About this exercise. In your copy, drop the images and return each record exactly as it stands.

(Records excerpted from a collection)
########

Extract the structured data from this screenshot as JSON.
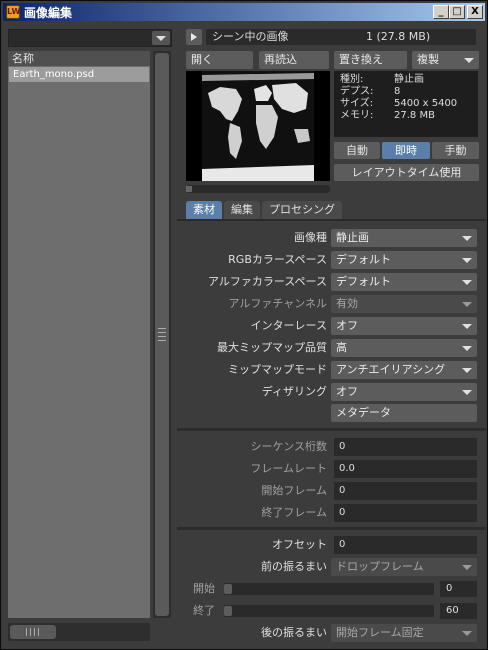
{
  "window": {
    "title": "画像編集",
    "app_icon_text": "LW",
    "controls": {
      "minimize": "_",
      "maximize": "□",
      "close": "X"
    }
  },
  "left": {
    "filter_value": "",
    "list_header": "名称",
    "items": [
      "Earth_mono.psd"
    ]
  },
  "header": {
    "scene_label": "シーン中の画像",
    "scene_value": "1 (27.8 MB)"
  },
  "toolbar": {
    "open": "開く",
    "reload": "再読込",
    "replace": "置き換え",
    "clone": "複製"
  },
  "info": {
    "rows": [
      {
        "key": "種別:",
        "value": "静止画"
      },
      {
        "key": "デプス:",
        "value": "8"
      },
      {
        "key": "サイズ:",
        "value": "5400 x 5400"
      },
      {
        "key": "メモリ:",
        "value": "27.8 MB"
      }
    ]
  },
  "update_modes": {
    "auto": "自動",
    "immediate": "即時",
    "manual": "手動",
    "active": "immediate"
  },
  "layout_time_button": "レイアウトタイム使用",
  "tabs": [
    {
      "label": "素材",
      "active": true
    },
    {
      "label": "編集",
      "active": false
    },
    {
      "label": "プロセシング",
      "active": false
    }
  ],
  "properties": [
    {
      "label": "画像種",
      "value": "静止画",
      "enabled": true
    },
    {
      "label": "RGBカラースペース",
      "value": "デフォルト",
      "enabled": true
    },
    {
      "label": "アルファカラースペース",
      "value": "デフォルト",
      "enabled": true
    },
    {
      "label": "アルファチャンネル",
      "value": "有効",
      "enabled": false
    },
    {
      "label": "インターレース",
      "value": "オフ",
      "enabled": true
    },
    {
      "label": "最大ミップマップ品質",
      "value": "高",
      "enabled": true
    },
    {
      "label": "ミップマップモード",
      "value": "アンチエイリアシング",
      "enabled": true
    },
    {
      "label": "ディザリング",
      "value": "オフ",
      "enabled": true
    }
  ],
  "metadata_button": "メタデータ",
  "sequence": {
    "digits": {
      "label": "シーケンス桁数",
      "value": "0"
    },
    "frame_rate": {
      "label": "フレームレート",
      "value": "0.0"
    },
    "start_frame": {
      "label": "開始フレーム",
      "value": "0"
    },
    "end_frame": {
      "label": "終了フレーム",
      "value": "0"
    }
  },
  "timing": {
    "offset": {
      "label": "オフセット",
      "value": "0"
    },
    "pre_behavior": {
      "label": "前の振るまい",
      "value": "ドロップフレーム"
    },
    "start": {
      "label": "開始",
      "value": "0"
    },
    "end": {
      "label": "終了",
      "value": "60"
    },
    "post_behavior": {
      "label": "後の振るまい",
      "value": "開始フレーム固定"
    }
  },
  "colors": {
    "accent": "#5a7fa8",
    "titlebar_start": "#0a246a",
    "titlebar_end": "#a6caf0",
    "panel_bg": "#3c3c3c"
  }
}
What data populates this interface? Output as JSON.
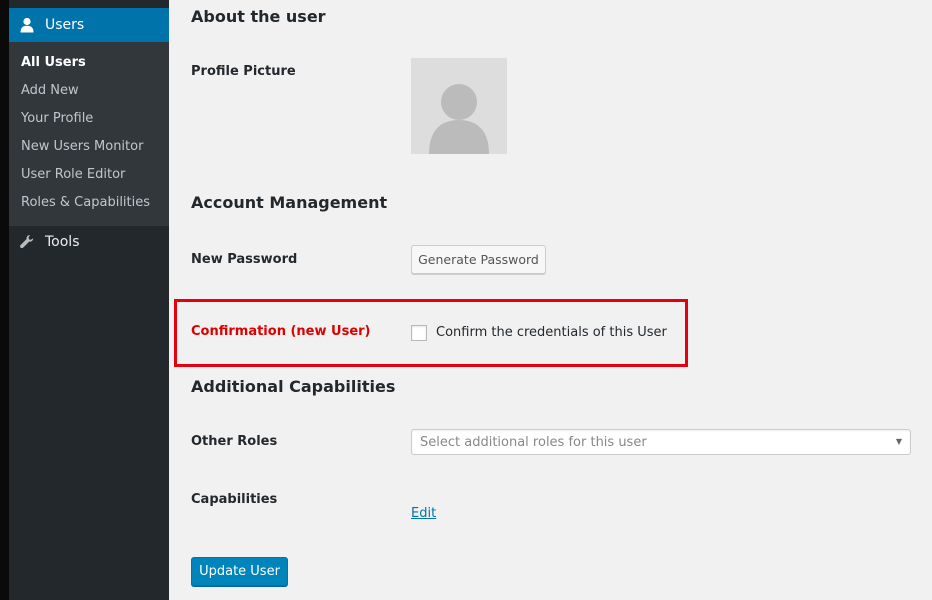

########

Written response.
Extract the structured data from this screenshot as JSON.
{
  "window": {
    "title": "画像編集",
    "app_icon_text": "LW",
    "controls": {
      "minimize": "_",
      "maximize": "□",
      "close": "X"
    }
  },
  "left": {
    "filter_value": "",
    "list_header": "名称",
    "items": [
      "Earth_mono.psd"
    ]
  },
  "header": {
    "scene_label": "シーン中の画像",
    "scene_value": "1 (27.8 MB)"
  },
  "toolbar": {
    "open": "開く",
    "reload": "再読込",
    "replace": "置き換え",
    "clone": "複製"
  },
  "info": {
    "rows": [
      {
        "key": "種別:",
        "value": "静止画"
      },
      {
        "key": "デプス:",
        "value": "8"
      },
      {
        "key": "サイズ:",
        "value": "5400 x 5400"
      },
      {
        "key": "メモリ:",
        "value": "27.8 MB"
      }
    ]
  },
  "update_modes": {
    "auto": "自動",
    "immediate": "即時",
    "manual": "手動",
    "active": "immediate"
  },
  "layout_time_button": "レイアウトタイム使用",
  "tabs": [
    {
      "label": "素材",
      "active": true
    },
    {
      "label": "編集",
      "active": false
    },
    {
      "label": "プロセシング",
      "active": false
    }
  ],
  "properties": [
    {
      "label": "画像種",
      "value": "静止画",
      "enabled": true
    },
    {
      "label": "RGBカラースペース",
      "value": "デフォルト",
      "enabled": true
    },
    {
      "label": "アルファカラースペース",
      "value": "デフォルト",
      "enabled": true
    },
    {
      "label": "アルファチャンネル",
      "value": "有効",
      "enabled": false
    },
    {
      "label": "インターレース",
      "value": "オフ",
      "enabled": true
    },
    {
      "label": "最大ミップマップ品質",
      "value": "高",
      "enabled": true
    },
    {
      "label": "ミップマップモード",
      "value": "アンチエイリアシング",
      "enabled": true
    },
    {
      "label": "ディザリング",
      "value": "オフ",
      "enabled": true
    }
  ],
  "metadata_button": "メタデータ",
  "sequence": {
    "digits": {
      "label": "シーケンス桁数",
      "value": "0"
    },
    "frame_rate": {
      "label": "フレームレート",
      "value": "0.0"
    },
    "start_frame": {
      "label": "開始フレーム",
      "value": "0"
    },
    "end_frame": {
      "label": "終了フレーム",
      "value": "0"
    }
  },
  "timing": {
    "offset": {
      "label": "オフセット",
      "value": "0"
    },
    "pre_behavior": {
      "label": "前の振るまい",
      "value": "ドロップフレーム"
    },
    "start": {
      "label": "開始",
      "value": "0"
    },
    "end": {
      "label": "終了",
      "value": "60"
    },
    "post_behavior": {
      "label": "後の振るまい",
      "value": "開始フレーム固定"
    }
  },
  "colors": {
    "accent": "#5a7fa8",
    "titlebar_start": "#0a246a",
    "titlebar_end": "#a6caf0",
    "panel_bg": "#3c3c3c"
  }
}
What data populates this interface? Output as JSON.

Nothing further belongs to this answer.